Task statement. Check each line of the entries. Copy the ones that contain the string "role".
*** Opening Records shown ***
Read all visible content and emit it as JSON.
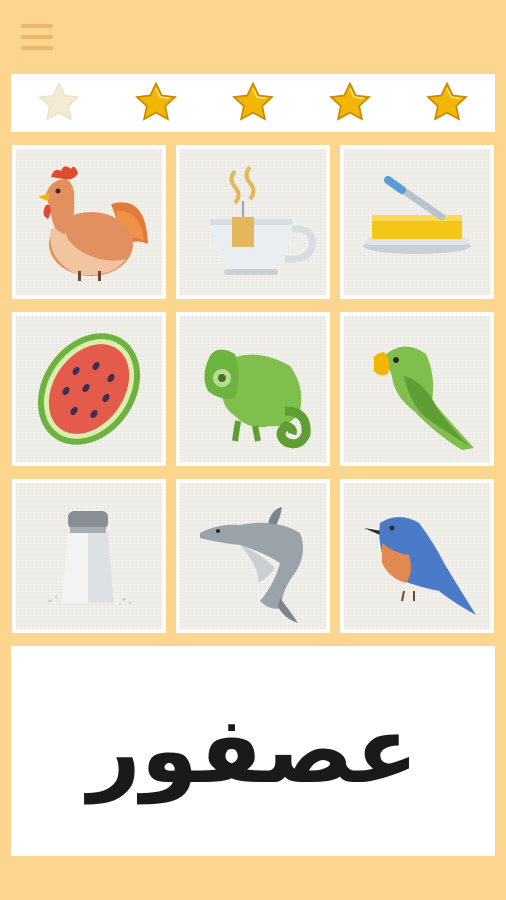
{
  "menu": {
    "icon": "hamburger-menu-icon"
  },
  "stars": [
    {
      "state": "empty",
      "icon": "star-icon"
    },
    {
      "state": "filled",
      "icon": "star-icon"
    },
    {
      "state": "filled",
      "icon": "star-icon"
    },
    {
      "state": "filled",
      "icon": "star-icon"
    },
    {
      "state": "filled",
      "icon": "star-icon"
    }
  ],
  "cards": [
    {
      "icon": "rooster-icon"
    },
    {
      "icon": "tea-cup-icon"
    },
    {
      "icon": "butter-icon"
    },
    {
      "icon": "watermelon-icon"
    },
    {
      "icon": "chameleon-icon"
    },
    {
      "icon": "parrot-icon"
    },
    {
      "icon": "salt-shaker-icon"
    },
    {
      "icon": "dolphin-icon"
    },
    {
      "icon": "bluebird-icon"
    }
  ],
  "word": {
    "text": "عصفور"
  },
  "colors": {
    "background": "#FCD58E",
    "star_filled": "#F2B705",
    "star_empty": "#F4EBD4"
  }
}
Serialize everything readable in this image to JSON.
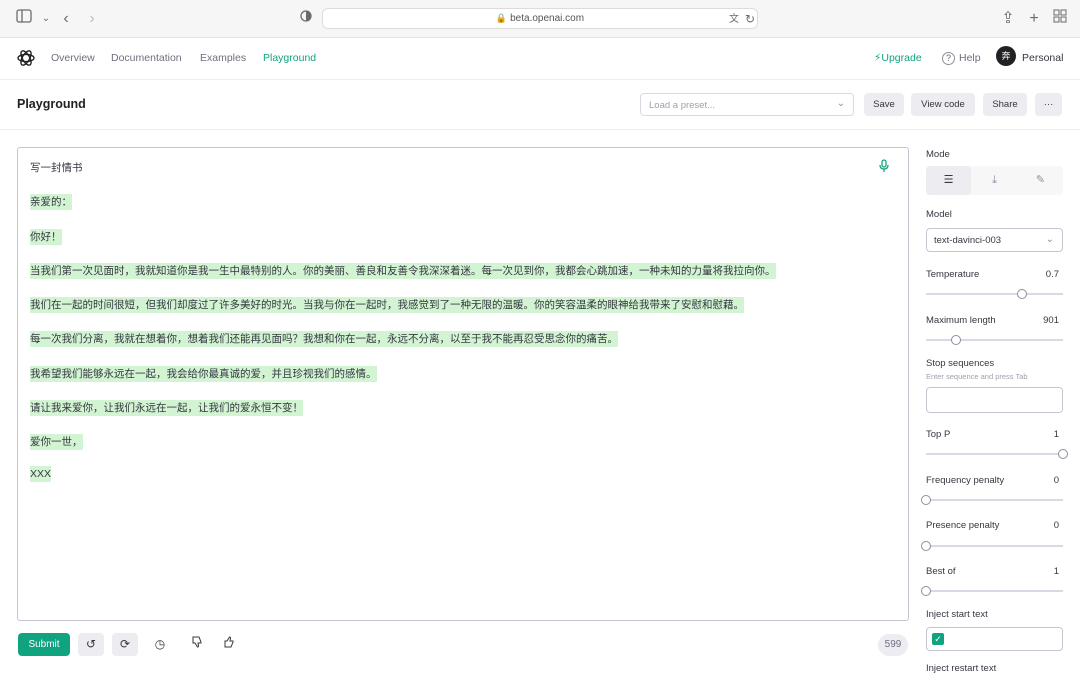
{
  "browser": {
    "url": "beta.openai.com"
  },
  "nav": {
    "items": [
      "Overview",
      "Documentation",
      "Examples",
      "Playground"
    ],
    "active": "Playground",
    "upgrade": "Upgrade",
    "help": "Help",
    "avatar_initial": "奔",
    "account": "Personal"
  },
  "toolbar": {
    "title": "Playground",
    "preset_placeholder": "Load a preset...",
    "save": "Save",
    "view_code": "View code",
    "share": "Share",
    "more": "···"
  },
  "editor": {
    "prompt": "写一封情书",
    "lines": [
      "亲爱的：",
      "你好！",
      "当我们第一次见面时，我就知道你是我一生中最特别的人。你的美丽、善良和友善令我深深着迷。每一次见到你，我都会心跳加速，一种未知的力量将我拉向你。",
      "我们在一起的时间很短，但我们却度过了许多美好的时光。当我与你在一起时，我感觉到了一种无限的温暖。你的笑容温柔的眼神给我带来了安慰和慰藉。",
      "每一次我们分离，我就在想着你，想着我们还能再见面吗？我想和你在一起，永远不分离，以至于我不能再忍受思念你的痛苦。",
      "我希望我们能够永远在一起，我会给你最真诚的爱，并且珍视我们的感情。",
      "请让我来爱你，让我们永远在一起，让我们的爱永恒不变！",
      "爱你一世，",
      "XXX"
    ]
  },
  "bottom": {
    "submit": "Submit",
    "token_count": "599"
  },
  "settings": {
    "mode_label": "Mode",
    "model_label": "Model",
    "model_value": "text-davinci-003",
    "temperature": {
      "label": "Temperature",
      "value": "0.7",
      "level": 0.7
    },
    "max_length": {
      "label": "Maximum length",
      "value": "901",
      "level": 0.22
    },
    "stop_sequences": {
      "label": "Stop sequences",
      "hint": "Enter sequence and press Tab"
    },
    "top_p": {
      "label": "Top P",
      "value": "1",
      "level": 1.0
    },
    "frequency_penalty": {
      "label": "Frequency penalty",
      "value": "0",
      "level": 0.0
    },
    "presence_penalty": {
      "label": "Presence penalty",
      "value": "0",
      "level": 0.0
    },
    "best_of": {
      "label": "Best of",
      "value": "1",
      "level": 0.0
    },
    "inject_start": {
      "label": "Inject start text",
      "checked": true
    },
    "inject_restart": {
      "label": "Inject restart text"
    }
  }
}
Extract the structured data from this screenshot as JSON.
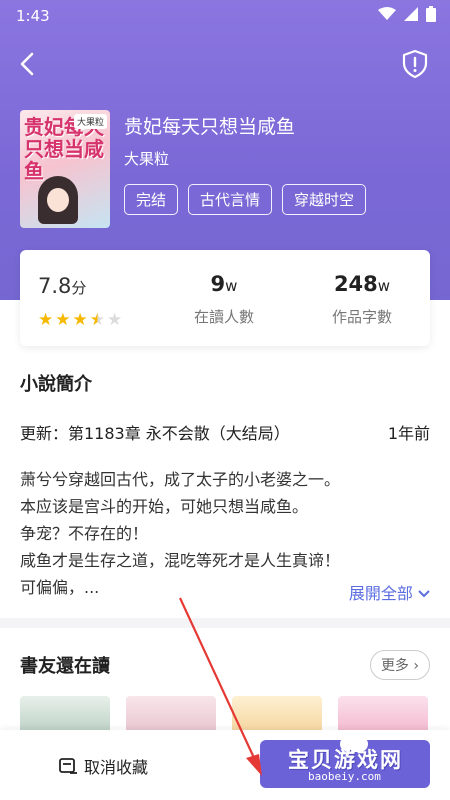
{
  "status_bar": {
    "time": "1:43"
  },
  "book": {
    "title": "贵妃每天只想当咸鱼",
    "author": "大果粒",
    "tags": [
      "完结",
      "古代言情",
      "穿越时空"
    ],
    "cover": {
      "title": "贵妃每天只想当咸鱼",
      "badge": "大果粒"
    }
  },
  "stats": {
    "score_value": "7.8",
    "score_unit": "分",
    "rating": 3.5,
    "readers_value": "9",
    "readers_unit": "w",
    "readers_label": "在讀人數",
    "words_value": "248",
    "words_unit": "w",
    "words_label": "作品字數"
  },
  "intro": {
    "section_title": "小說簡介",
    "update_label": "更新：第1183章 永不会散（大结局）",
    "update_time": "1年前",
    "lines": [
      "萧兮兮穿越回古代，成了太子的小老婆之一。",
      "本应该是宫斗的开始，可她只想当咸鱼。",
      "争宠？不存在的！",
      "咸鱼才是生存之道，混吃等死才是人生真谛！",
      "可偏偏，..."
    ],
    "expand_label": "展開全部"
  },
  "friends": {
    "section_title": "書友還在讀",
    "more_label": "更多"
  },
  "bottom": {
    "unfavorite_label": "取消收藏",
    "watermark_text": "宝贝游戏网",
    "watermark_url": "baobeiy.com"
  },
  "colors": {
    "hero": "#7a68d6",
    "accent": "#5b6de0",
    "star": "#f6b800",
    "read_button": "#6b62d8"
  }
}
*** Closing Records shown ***
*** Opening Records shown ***
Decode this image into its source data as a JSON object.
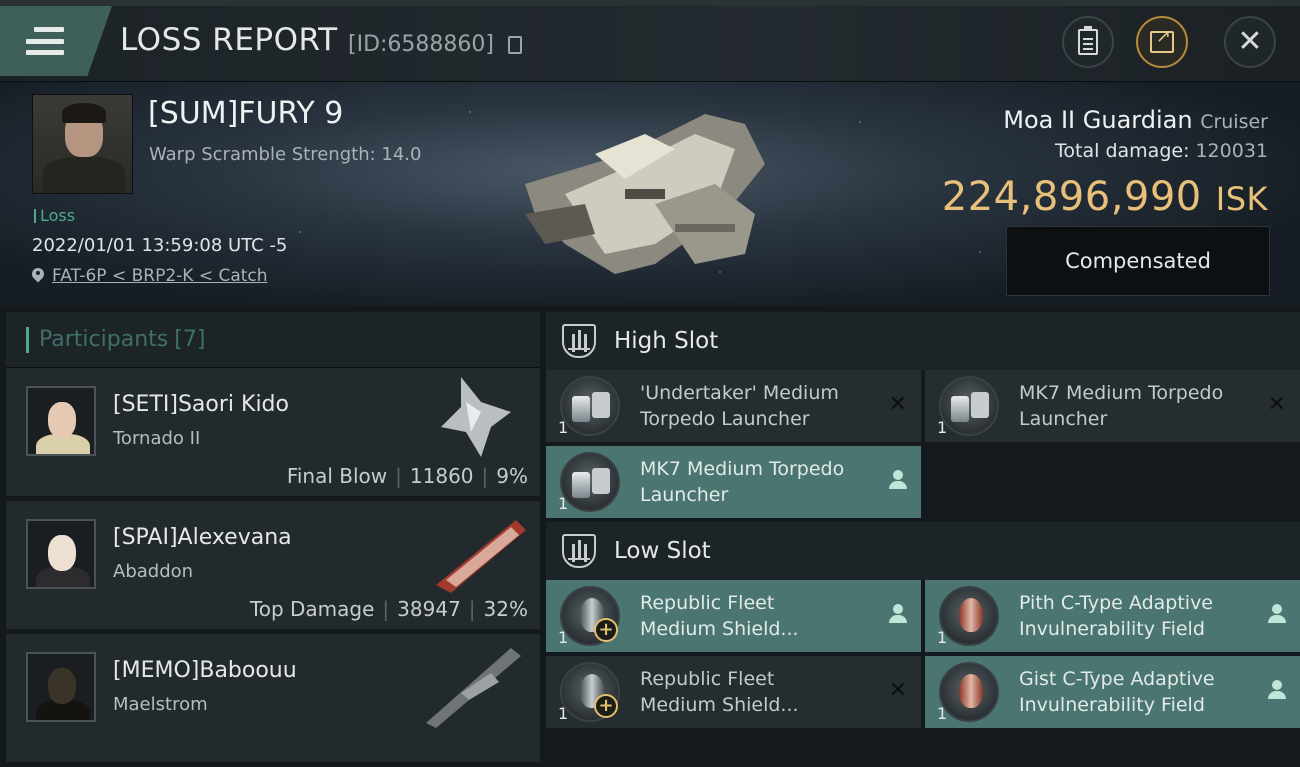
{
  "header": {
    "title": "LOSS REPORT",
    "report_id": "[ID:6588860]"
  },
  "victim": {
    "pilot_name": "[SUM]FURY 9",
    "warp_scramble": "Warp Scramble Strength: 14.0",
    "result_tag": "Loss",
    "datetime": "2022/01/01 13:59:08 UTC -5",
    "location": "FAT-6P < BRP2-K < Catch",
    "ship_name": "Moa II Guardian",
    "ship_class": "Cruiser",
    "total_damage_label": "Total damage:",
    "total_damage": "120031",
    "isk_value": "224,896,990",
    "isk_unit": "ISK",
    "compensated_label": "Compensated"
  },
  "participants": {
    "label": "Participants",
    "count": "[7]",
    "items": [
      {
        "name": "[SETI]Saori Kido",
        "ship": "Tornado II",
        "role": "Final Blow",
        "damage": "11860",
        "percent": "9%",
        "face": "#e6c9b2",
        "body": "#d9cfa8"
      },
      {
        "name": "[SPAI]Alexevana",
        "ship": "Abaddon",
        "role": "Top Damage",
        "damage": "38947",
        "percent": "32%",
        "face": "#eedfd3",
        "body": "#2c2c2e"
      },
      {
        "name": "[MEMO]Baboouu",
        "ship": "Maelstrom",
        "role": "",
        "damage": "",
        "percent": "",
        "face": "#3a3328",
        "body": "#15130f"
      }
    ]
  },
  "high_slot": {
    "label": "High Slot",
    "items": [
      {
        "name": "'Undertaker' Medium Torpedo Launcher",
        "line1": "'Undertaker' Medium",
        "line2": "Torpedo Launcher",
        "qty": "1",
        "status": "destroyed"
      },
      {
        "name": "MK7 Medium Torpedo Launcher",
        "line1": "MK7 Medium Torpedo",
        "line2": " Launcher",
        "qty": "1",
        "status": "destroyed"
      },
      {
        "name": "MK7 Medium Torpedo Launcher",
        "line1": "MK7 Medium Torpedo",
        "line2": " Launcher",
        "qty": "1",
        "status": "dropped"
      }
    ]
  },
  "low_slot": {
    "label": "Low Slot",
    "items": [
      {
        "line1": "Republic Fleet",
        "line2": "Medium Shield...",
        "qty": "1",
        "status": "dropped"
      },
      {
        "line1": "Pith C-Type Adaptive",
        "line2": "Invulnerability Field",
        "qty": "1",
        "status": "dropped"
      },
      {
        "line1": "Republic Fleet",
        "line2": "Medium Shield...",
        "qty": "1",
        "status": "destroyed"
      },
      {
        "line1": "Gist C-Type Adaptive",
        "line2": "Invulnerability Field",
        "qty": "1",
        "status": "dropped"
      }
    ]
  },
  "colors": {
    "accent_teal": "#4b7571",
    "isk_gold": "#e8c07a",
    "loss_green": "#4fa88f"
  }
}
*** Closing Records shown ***
Task output.
        "role": "Final Blow",
        "role": "Top Damage",
        "role": "",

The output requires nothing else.